Through all the news-making, fundraising, organizing, and advertising emanating from the first few innings of the 2016 Presidential campaign, you’d think no opportunity to grab votes would be left behind.
Yet I’ve spotted one massive gap.
Millennials, typically described as the generation born between the early 1980s and the early 2000s, will have to make more compromises when it comes to casting their votes than any generation in recent memory. That’s because the field is devoid of their ideal candidate.
To understand why this is so, consider that theirs is a generation at the core of so much disruption. For example:
Their preference for video streaming and a la carte TV watching gave rise to Netflix and cable cord cutting.
They forced the music business to embrace Spotify and iTunes.
Living as I do just outside New York City, I seldom see this cohort standing on a street corner in Manhattan, arm outstretched to hail a yellow cab. Instead, they’re flocking to Uber.

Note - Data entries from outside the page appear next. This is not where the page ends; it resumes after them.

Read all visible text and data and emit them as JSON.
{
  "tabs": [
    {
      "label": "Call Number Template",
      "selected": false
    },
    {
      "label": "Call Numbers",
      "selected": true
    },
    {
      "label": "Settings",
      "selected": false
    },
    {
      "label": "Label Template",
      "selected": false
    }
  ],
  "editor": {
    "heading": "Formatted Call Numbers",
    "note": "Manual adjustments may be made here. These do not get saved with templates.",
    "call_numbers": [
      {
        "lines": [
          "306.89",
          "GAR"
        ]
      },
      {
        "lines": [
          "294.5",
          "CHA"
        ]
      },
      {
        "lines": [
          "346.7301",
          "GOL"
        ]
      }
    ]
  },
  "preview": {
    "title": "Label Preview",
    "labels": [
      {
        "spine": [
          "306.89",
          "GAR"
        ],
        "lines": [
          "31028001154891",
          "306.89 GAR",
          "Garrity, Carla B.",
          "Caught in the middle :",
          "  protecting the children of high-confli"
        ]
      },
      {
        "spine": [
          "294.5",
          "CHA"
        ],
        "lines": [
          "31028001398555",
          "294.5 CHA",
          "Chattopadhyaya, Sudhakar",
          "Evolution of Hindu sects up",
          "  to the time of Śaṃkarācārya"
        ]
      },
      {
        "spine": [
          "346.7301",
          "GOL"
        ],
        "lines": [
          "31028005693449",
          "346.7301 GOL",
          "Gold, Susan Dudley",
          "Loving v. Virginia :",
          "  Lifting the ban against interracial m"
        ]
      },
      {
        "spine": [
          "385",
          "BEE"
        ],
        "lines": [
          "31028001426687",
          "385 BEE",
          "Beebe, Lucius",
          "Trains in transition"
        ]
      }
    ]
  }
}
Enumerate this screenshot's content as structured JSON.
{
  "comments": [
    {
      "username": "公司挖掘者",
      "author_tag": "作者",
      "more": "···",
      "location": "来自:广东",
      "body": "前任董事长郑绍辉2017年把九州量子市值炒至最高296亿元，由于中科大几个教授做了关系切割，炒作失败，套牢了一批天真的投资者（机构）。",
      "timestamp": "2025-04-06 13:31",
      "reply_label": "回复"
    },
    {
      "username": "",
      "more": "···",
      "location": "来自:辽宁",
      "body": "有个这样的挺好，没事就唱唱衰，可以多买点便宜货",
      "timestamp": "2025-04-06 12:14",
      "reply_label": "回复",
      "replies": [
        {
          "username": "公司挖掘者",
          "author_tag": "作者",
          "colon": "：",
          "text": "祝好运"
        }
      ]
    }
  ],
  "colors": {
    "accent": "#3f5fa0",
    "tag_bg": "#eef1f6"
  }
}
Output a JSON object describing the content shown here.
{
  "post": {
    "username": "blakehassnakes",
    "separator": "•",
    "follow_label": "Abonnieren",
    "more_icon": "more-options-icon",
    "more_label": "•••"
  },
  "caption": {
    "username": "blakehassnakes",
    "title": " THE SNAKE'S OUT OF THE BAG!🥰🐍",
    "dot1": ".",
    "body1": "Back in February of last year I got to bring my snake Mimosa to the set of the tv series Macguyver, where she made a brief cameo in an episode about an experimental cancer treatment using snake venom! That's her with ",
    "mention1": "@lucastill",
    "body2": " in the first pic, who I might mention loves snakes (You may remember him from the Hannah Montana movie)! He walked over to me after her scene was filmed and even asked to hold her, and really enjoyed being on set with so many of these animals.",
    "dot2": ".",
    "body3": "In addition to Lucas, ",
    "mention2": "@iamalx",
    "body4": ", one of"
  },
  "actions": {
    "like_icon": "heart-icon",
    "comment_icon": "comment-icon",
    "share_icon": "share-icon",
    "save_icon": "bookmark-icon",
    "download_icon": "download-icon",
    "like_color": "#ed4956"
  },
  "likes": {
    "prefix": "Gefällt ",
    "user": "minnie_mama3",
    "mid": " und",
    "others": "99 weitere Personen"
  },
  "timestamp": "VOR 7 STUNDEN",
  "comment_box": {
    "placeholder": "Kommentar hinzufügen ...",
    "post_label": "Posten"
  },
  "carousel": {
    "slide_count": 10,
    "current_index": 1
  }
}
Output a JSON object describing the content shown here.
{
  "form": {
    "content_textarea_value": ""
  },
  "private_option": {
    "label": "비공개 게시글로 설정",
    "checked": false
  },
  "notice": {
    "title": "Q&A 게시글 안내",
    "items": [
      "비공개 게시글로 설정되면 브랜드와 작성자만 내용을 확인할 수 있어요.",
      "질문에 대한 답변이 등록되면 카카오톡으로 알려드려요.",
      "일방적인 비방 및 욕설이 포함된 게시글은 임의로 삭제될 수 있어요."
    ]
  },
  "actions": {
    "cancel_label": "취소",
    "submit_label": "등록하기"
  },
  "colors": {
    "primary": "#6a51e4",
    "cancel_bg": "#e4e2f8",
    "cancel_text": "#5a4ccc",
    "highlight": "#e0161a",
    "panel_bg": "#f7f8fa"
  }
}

They don’t read newspapers or watch broadcast news as much as their parents. Twitter and Flipboard are rising to take their place.
When they travel, they’re booking their lodging through Airbnb.
Their preference for new ways of thinking extends to social issues.
This Gallup poll from 2014, for example, shows that the rise in public acceptance of gay marriage correlates with the maturation of Millennials as a voting bloc.
They are the most racially-diverse generation in US history.
That leaves both parties with a big problem. In addition to Republicans and Democrats both having bestowed a looming debt bomb to their generation, neither is ready to offer many Millennials a platform suited to their worldview.
Democrats, for example, would seem to be more likely to appeal to a Millennial’s attitudes on social issues, including race, gender and sexuality. On the other hand, on issues such as the social safety net, education, the service economy, and an open internet, Democrats have aligned themselves with entrenched, centralized interests that defy the Millennials’ hunger for innovation.
The Affordable Care Act, for example, puts more power to manage the healthcare economy under federal control, thereby reducing incentives for states and private entities to innovate. Unions representing teachers and public sector employees understandably will resist any change that might result in layoffs, even if reallocating labor would improve education outcomes and government programs in the long run. Democrats offer no modern day vision for reforming two of the largest costs taxpayers bear: Social Security and Medicare, programs developed over 60 years ago.
Republicans, on the other hand, historically have been friendlier to business and the pursuit of innovation via local governments. Federal welfare reform of the ’90s, for example, was a product of states’ experimentation. On the other hand, their views on gay marriage, affirmative action, and immigration reform has put the GOP on the wrong side of the social issues that matter to many Millennials.
According to the Pew Research Center, the Millennial generation is about as large as Baby Boomers. At some point soon, if not in this presidential cycle, candidates for public office will have to adapt to earn their vote. The ideal candidates likely will embrace experimentation and disruptive innovation to long-standing economic, social, and foreign policy challenges, including poverty, drug abuse, immigration, and defense. In the process, they will break from today’s Democrats. They likely will take more progressive, if not libertarian social views, breaking from today’s Republicans.
Will Democrats or Republicans be the first to blink? If neither one does, look for the rise of a third party to fill the void eventually.